[Stored entries]
════════════════════

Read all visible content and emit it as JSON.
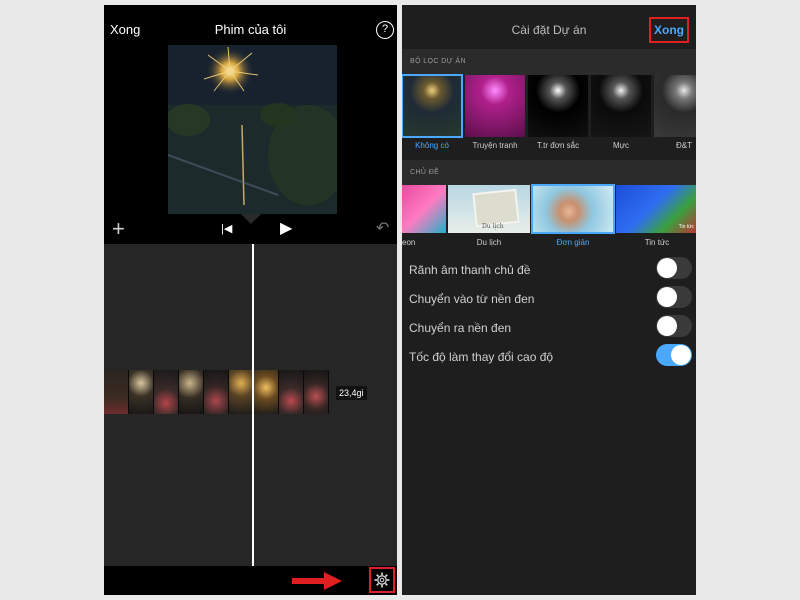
{
  "left_screen": {
    "done_label": "Xong",
    "title": "Phim của tôi",
    "help_label": "?",
    "duration": "23,4gi"
  },
  "right_screen": {
    "title": "Cài đặt Dự án",
    "done_label": "Xong",
    "filters_section": "BỘ LỌC DỰ ÁN",
    "filters": [
      {
        "label": "Không có",
        "selected": true
      },
      {
        "label": "Truyện tranh",
        "selected": false
      },
      {
        "label": "T.tr đơn sắc",
        "selected": false
      },
      {
        "label": "Mực",
        "selected": false
      },
      {
        "label": "Đ&T",
        "selected": false
      }
    ],
    "themes_section": "CHỦ ĐỀ",
    "themes": [
      {
        "label": "eon",
        "selected": false
      },
      {
        "label": "Du lịch",
        "selected": false
      },
      {
        "label": "Đơn giản",
        "selected": true
      },
      {
        "label": "Tin tức",
        "selected": false
      }
    ],
    "theme_thumb_texts": [
      "Du lịch",
      "Tin tức"
    ],
    "options": [
      {
        "label": "Rãnh âm thanh chủ đề",
        "on": false
      },
      {
        "label": "Chuyển vào từ nền đen",
        "on": false
      },
      {
        "label": "Chuyển ra nền đen",
        "on": false
      },
      {
        "label": "Tốc độ làm thay đổi cao độ",
        "on": true
      }
    ]
  },
  "colors": {
    "accent_blue": "#4aa9ff",
    "highlight_red": "#e02020"
  },
  "icons": [
    "plus-icon",
    "skip-back-icon",
    "play-icon",
    "undo-icon",
    "gear-icon",
    "arrow-right-icon",
    "help-icon"
  ]
}
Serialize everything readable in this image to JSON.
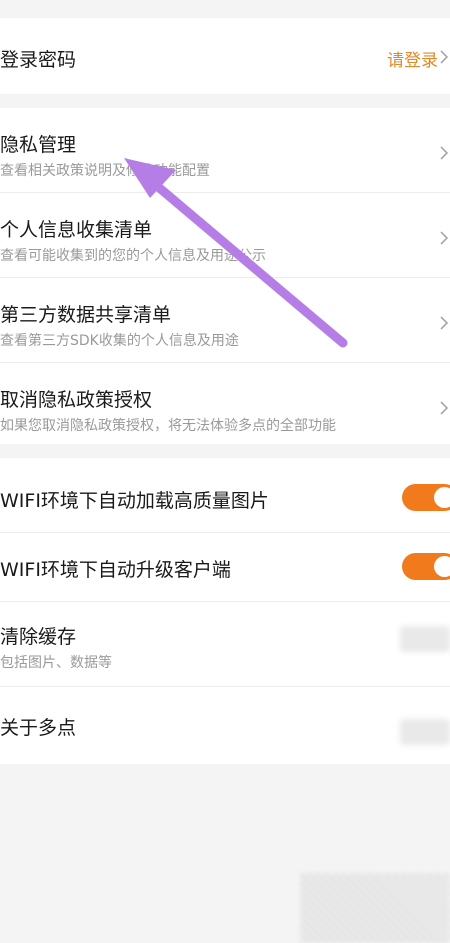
{
  "account": {
    "login_password": {
      "label": "登录密码",
      "action_label": "请登录"
    }
  },
  "privacy": {
    "items": [
      {
        "title": "隐私管理",
        "subtitle": "查看相关政策说明及修改功能配置"
      },
      {
        "title": "个人信息收集清单",
        "subtitle": "查看可能收集到的您的个人信息及用途公示"
      },
      {
        "title": "第三方数据共享清单",
        "subtitle": "查看第三方SDK收集的个人信息及用途"
      },
      {
        "title": "取消隐私政策授权",
        "subtitle": "如果您取消隐私政策授权，将无法体验多点的全部功能"
      }
    ]
  },
  "settings": {
    "wifi_hd_images": {
      "label": "WIFI环境下自动加载高质量图片",
      "enabled": true
    },
    "wifi_auto_upgrade": {
      "label": "WIFI环境下自动升级客户端",
      "enabled": true
    },
    "clear_cache": {
      "label": "清除缓存",
      "subtitle": "包括图片、数据等"
    },
    "about": {
      "label": "关于多点"
    }
  },
  "colors": {
    "accent": "#f07a1c",
    "link": "#e2892a",
    "annotation_arrow": "#b57ee6"
  },
  "icons": {
    "chevron": "chevron-right-icon",
    "annotation": "annotation-arrow-icon"
  }
}
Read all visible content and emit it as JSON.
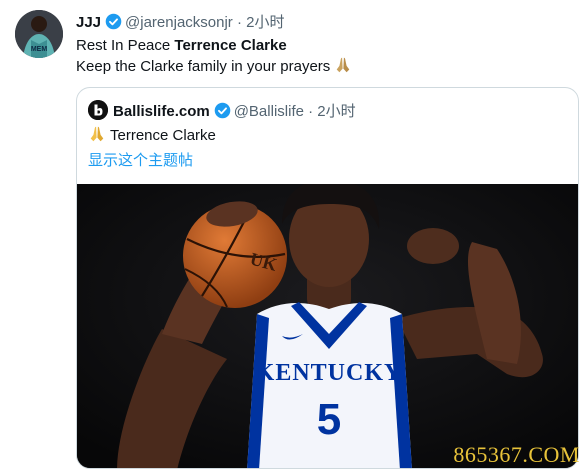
{
  "tweet": {
    "author_name": "JJJ",
    "handle": "@jarenjacksonjr",
    "separator": "·",
    "time": "2小时",
    "line1_prefix": "Rest In Peace ",
    "line1_bold": "Terrence Clarke",
    "line2": "Keep the Clarke family in your prayers",
    "avatar_jersey_letters": "MEM"
  },
  "quoted_tweet": {
    "author_name": "Ballislife.com",
    "handle": "@Ballislife",
    "separator": "·",
    "time": "2小时",
    "text": "Terrence Clarke",
    "show_thread_link": "显示这个主题帖",
    "photo": {
      "jersey_text": "KENTUCKY",
      "jersey_number": "5",
      "ball_logo": "UK"
    }
  },
  "watermark": "865367.COM",
  "colors": {
    "verified": "#1d9bf0",
    "link": "#1d9bf0",
    "muted": "#536471",
    "kentucky_blue": "#0033a0",
    "watermark": "#e8c33a"
  },
  "icons": [
    "verified-badge-icon",
    "folded-hands-emoji-icon",
    "ballislife-logo-icon"
  ]
}
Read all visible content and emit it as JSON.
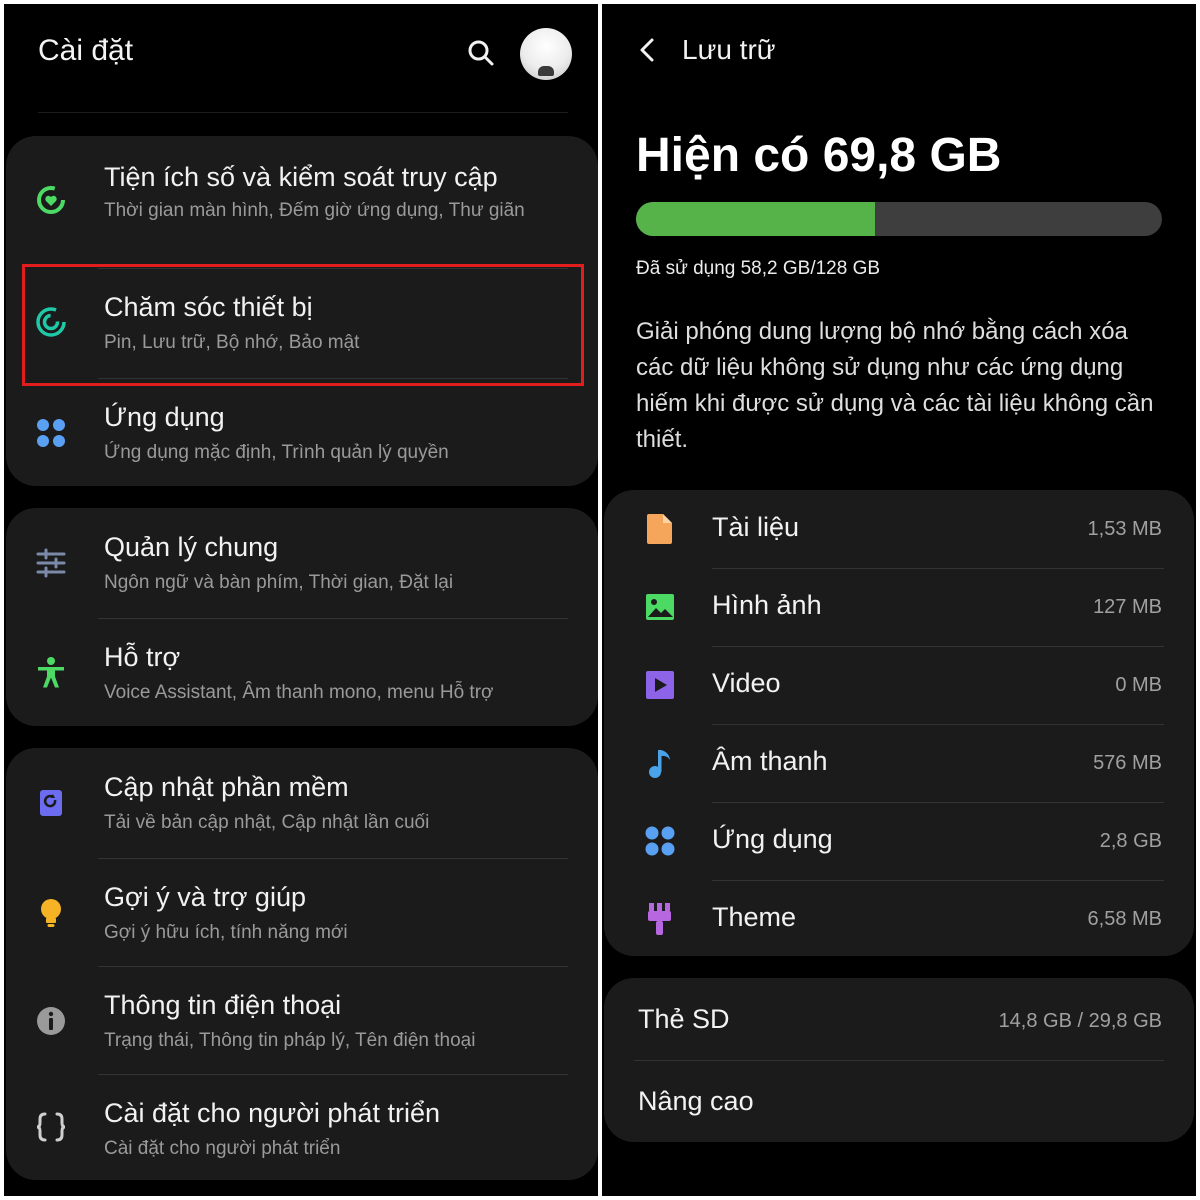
{
  "settings": {
    "title": "Cài đặt",
    "groups": [
      {
        "items": [
          {
            "title": "Tiện ích số và kiểm soát truy cập",
            "subtitle": "Thời gian màn hình, Đếm giờ ứng dụng, Thư giãn",
            "icon": "digital-wellbeing-icon",
            "color": "#4cd964"
          },
          {
            "title": "Chăm sóc thiết bị",
            "subtitle": "Pin, Lưu trữ, Bộ nhớ, Bảo mật",
            "icon": "device-care-icon",
            "color": "#1fc9a8"
          },
          {
            "title": "Ứng dụng",
            "subtitle": "Ứng dụng mặc định, Trình quản lý quyền",
            "icon": "apps-icon",
            "color": "#5aa0f2"
          }
        ]
      },
      {
        "items": [
          {
            "title": "Quản lý chung",
            "subtitle": "Ngôn ngữ và bàn phím, Thời gian, Đặt lại",
            "icon": "sliders-icon",
            "color": "#7b8aa8"
          },
          {
            "title": "Hỗ trợ",
            "subtitle": "Voice Assistant, Âm thanh mono, menu Hỗ trợ",
            "icon": "accessibility-icon",
            "color": "#4cd964"
          }
        ]
      },
      {
        "items": [
          {
            "title": "Cập nhật phần mềm",
            "subtitle": "Tải về bản cập nhật, Cập nhật lần cuối",
            "icon": "software-update-icon",
            "color": "#6b6cf0"
          },
          {
            "title": "Gợi ý và trợ giúp",
            "subtitle": "Gợi ý hữu ích, tính năng mới",
            "icon": "lightbulb-icon",
            "color": "#f5b325"
          },
          {
            "title": "Thông tin điện thoại",
            "subtitle": "Trạng thái, Thông tin pháp lý, Tên điện thoại",
            "icon": "info-icon",
            "color": "#9a9a9a"
          },
          {
            "title": "Cài đặt cho người phát triển",
            "subtitle": "Cài đặt cho người phát triển",
            "icon": "braces-icon",
            "color": "#cfcfcf"
          }
        ]
      }
    ]
  },
  "storage": {
    "title": "Lưu trữ",
    "available": "Hiện có 69,8 GB",
    "used_text": "Đã sử dụng 58,2 GB/128 GB",
    "used_fraction": 0.455,
    "bar_color": "#55b34a",
    "description": "Giải phóng dung lượng bộ nhớ bằng cách xóa các dữ liệu không sử dụng như các ứng dụng hiếm khi được sử dụng và các tài liệu không cần thiết.",
    "categories": [
      {
        "label": "Tài liệu",
        "value": "1,53 MB",
        "icon": "document-icon",
        "color": "#f5a65b"
      },
      {
        "label": "Hình ảnh",
        "value": "127 MB",
        "icon": "image-icon",
        "color": "#4cd964"
      },
      {
        "label": "Video",
        "value": "0 MB",
        "icon": "video-icon",
        "color": "#8d63e8"
      },
      {
        "label": "Âm thanh",
        "value": "576 MB",
        "icon": "music-icon",
        "color": "#4aa3e8"
      },
      {
        "label": "Ứng dụng",
        "value": "2,8 GB",
        "icon": "apps-icon",
        "color": "#5aa0f2"
      },
      {
        "label": "Theme",
        "value": "6,58 MB",
        "icon": "theme-brush-icon",
        "color": "#b768e0"
      }
    ],
    "sd": {
      "label": "Thẻ SD",
      "value": "14,8 GB / 29,8 GB"
    },
    "advanced": {
      "label": "Nâng cao"
    }
  }
}
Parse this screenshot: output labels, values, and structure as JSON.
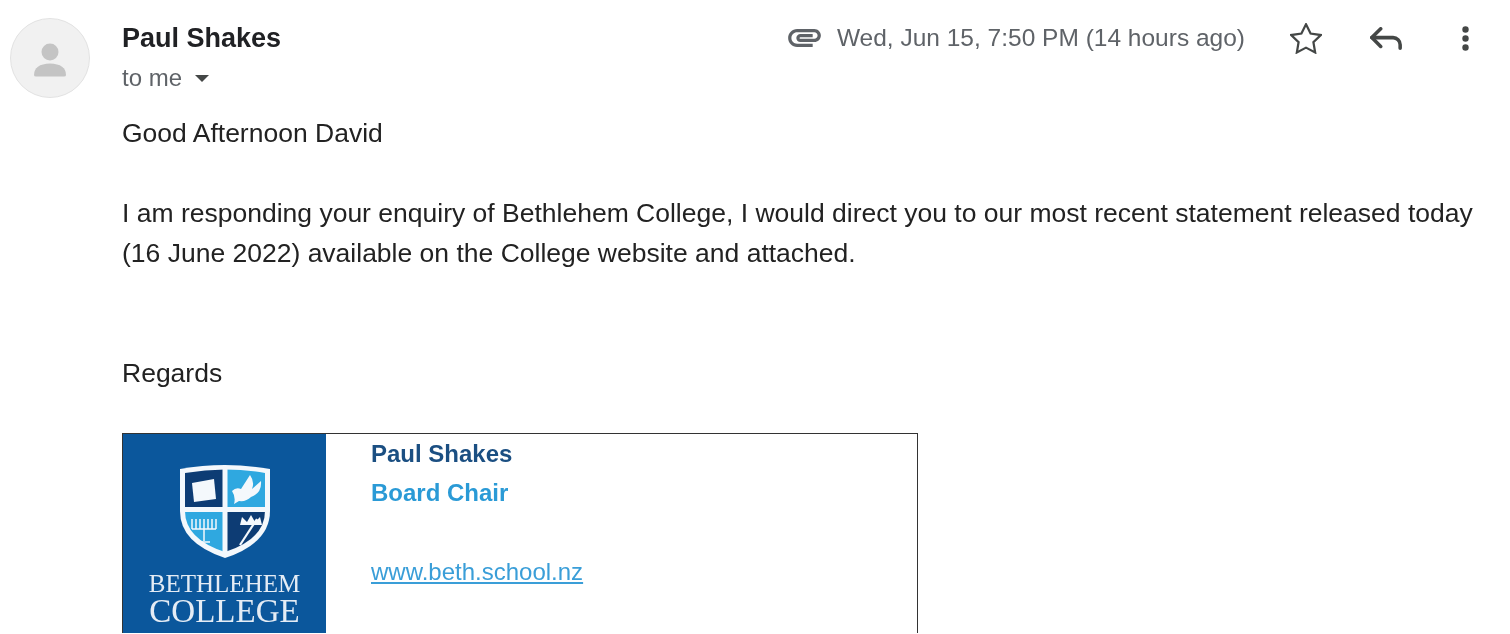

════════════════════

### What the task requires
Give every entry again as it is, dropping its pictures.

### Solution
Read all visible content and emit it as JSON.
{
  "left_screen": {
    "done_label": "Xong",
    "title": "Phim của tôi",
    "help_label": "?",
    "duration": "23,4gi"
  },
  "right_screen": {
    "title": "Cài đặt Dự án",
    "done_label": "Xong",
    "filters_section": "BỘ LỌC DỰ ÁN",
    "filters": [
      {
        "label": "Không có",
        "selected": true
      },
      {
        "label": "Truyện tranh",
        "selected": false
      },
      {
        "label": "T.tr đơn sắc",
        "selected": false
      },
      {
        "label": "Mực",
        "selected": false
      },
      {
        "label": "Đ&T",
        "selected": false
      }
    ],
    "themes_section": "CHỦ ĐỀ",
    "themes": [
      {
        "label": "eon",
        "selected": false
      },
      {
        "label": "Du lịch",
        "selected": false
      },
      {
        "label": "Đơn giản",
        "selected": true
      },
      {
        "label": "Tin tức",
        "selected": false
      }
    ],
    "theme_thumb_texts": [
      "Du lịch",
      "Tin tức"
    ],
    "options": [
      {
        "label": "Rãnh âm thanh chủ đề",
        "on": false
      },
      {
        "label": "Chuyển vào từ nền đen",
        "on": false
      },
      {
        "label": "Chuyển ra nền đen",
        "on": false
      },
      {
        "label": "Tốc độ làm thay đổi cao độ",
        "on": true
      }
    ]
  },
  "colors": {
    "accent_blue": "#4aa9ff",
    "highlight_red": "#e02020"
  },
  "icons": [
    "plus-icon",
    "skip-back-icon",
    "play-icon",
    "undo-icon",
    "gear-icon",
    "arrow-right-icon",
    "help-icon"
  ]
}
Serialize everything readable in this image to JSON.
{
  "account": {
    "login_password": {
      "label": "登录密码",
      "action_label": "请登录"
    }
  },
  "privacy": {
    "items": [
      {
        "title": "隐私管理",
        "subtitle": "查看相关政策说明及修改功能配置"
      },
      {
        "title": "个人信息收集清单",
        "subtitle": "查看可能收集到的您的个人信息及用途公示"
      },
      {
        "title": "第三方数据共享清单",
        "subtitle": "查看第三方SDK收集的个人信息及用途"
      },
      {
        "title": "取消隐私政策授权",
        "subtitle": "如果您取消隐私政策授权，将无法体验多点的全部功能"
      }
    ]
  },
  "settings": {
    "wifi_hd_images": {
      "label": "WIFI环境下自动加载高质量图片",
      "enabled": true
    },
    "wifi_auto_upgrade": {
      "label": "WIFI环境下自动升级客户端",
      "enabled": true
    },
    "clear_cache": {
      "label": "清除缓存",
      "subtitle": "包括图片、数据等"
    },
    "about": {
      "label": "关于多点"
    }
  },
  "colors": {
    "accent": "#f07a1c",
    "link": "#e2892a",
    "annotation_arrow": "#b57ee6"
  },
  "icons": {
    "chevron": "chevron-right-icon",
    "annotation": "annotation-arrow-icon"
  }
}
Read all visible content and emit it as JSON.
{
  "tweet": {
    "author_name": "JJJ",
    "handle": "@jarenjacksonjr",
    "separator": "·",
    "time": "2小时",
    "line1_prefix": "Rest In Peace ",
    "line1_bold": "Terrence Clarke",
    "line2": "Keep the Clarke family in your prayers",
    "avatar_jersey_letters": "MEM"
  },
  "quoted_tweet": {
    "author_name": "Ballislife.com",
    "handle": "@Ballislife",
    "separator": "·",
    "time": "2小时",
    "text": "Terrence Clarke",
    "show_thread_link": "显示这个主题帖",
    "photo": {
      "jersey_text": "KENTUCKY",
      "jersey_number": "5",
      "ball_logo": "UK"
    }
  },
  "watermark": "865367.COM",
  "colors": {
    "verified": "#1d9bf0",
    "link": "#1d9bf0",
    "muted": "#536471",
    "kentucky_blue": "#0033a0",
    "watermark": "#e8c33a"
  },
  "icons": [
    "verified-badge-icon",
    "folded-hands-emoji-icon",
    "ballislife-logo-icon"
  ]
}
Read all visible content and emit it as JSON.
{
  "settings": {
    "title": "Cài đặt",
    "groups": [
      {
        "items": [
          {
            "title": "Tiện ích số và kiểm soát truy cập",
            "subtitle": "Thời gian màn hình, Đếm giờ ứng dụng, Thư giãn",
            "icon": "digital-wellbeing-icon",
            "color": "#4cd964"
          },
          {
            "title": "Chăm sóc thiết bị",
            "subtitle": "Pin, Lưu trữ, Bộ nhớ, Bảo mật",
            "icon": "device-care-icon",
            "color": "#1fc9a8"
          },
          {
            "title": "Ứng dụng",
            "subtitle": "Ứng dụng mặc định, Trình quản lý quyền",
            "icon": "apps-icon",
            "color": "#5aa0f2"
          }
        ]
      },
      {
        "items": [
          {
            "title": "Quản lý chung",
            "subtitle": "Ngôn ngữ và bàn phím, Thời gian, Đặt lại",
            "icon": "sliders-icon",
            "color": "#7b8aa8"
          },
          {
            "title": "Hỗ trợ",
            "subtitle": "Voice Assistant, Âm thanh mono, menu Hỗ trợ",
            "icon": "accessibility-icon",
            "color": "#4cd964"
          }
        ]
      },
      {
        "items": [
          {
            "title": "Cập nhật phần mềm",
            "subtitle": "Tải về bản cập nhật, Cập nhật lần cuối",
            "icon": "software-update-icon",
            "color": "#6b6cf0"
          },
          {
            "title": "Gợi ý và trợ giúp",
            "subtitle": "Gợi ý hữu ích, tính năng mới",
            "icon": "lightbulb-icon",
            "color": "#f5b325"
          },
          {
            "title": "Thông tin điện thoại",
            "subtitle": "Trạng thái, Thông tin pháp lý, Tên điện thoại",
            "icon": "info-icon",
            "color": "#9a9a9a"
          },
          {
            "title": "Cài đặt cho người phát triển",
            "subtitle": "Cài đặt cho người phát triển",
            "icon": "braces-icon",
            "color": "#cfcfcf"
          }
        ]
      }
    ]
  },
  "storage": {
    "title": "Lưu trữ",
    "available": "Hiện có 69,8 GB",
    "used_text": "Đã sử dụng 58,2 GB/128 GB",
    "used_fraction": 0.455,
    "bar_color": "#55b34a",
    "description": "Giải phóng dung lượng bộ nhớ bằng cách xóa các dữ liệu không sử dụng như các ứng dụng hiếm khi được sử dụng và các tài liệu không cần thiết.",
    "categories": [
      {
        "label": "Tài liệu",
        "value": "1,53 MB",
        "icon": "document-icon",
        "color": "#f5a65b"
      },
      {
        "label": "Hình ảnh",
        "value": "127 MB",
        "icon": "image-icon",
        "color": "#4cd964"
      },
      {
        "label": "Video",
        "value": "0 MB",
        "icon": "video-icon",
        "color": "#8d63e8"
      },
      {
        "label": "Âm thanh",
        "value": "576 MB",
        "icon": "music-icon",
        "color": "#4aa3e8"
      },
      {
        "label": "Ứng dụng",
        "value": "2,8 GB",
        "icon": "apps-icon",
        "color": "#5aa0f2"
      },
      {
        "label": "Theme",
        "value": "6,58 MB",
        "icon": "theme-brush-icon",
        "color": "#b768e0"
      }
    ],
    "sd": {
      "label": "Thẻ SD",
      "value": "14,8 GB / 29,8 GB"
    },
    "advanced": {
      "label": "Nâng cao"
    }
  }
}
Parse this screenshot: output labels, values, and structure as JSON.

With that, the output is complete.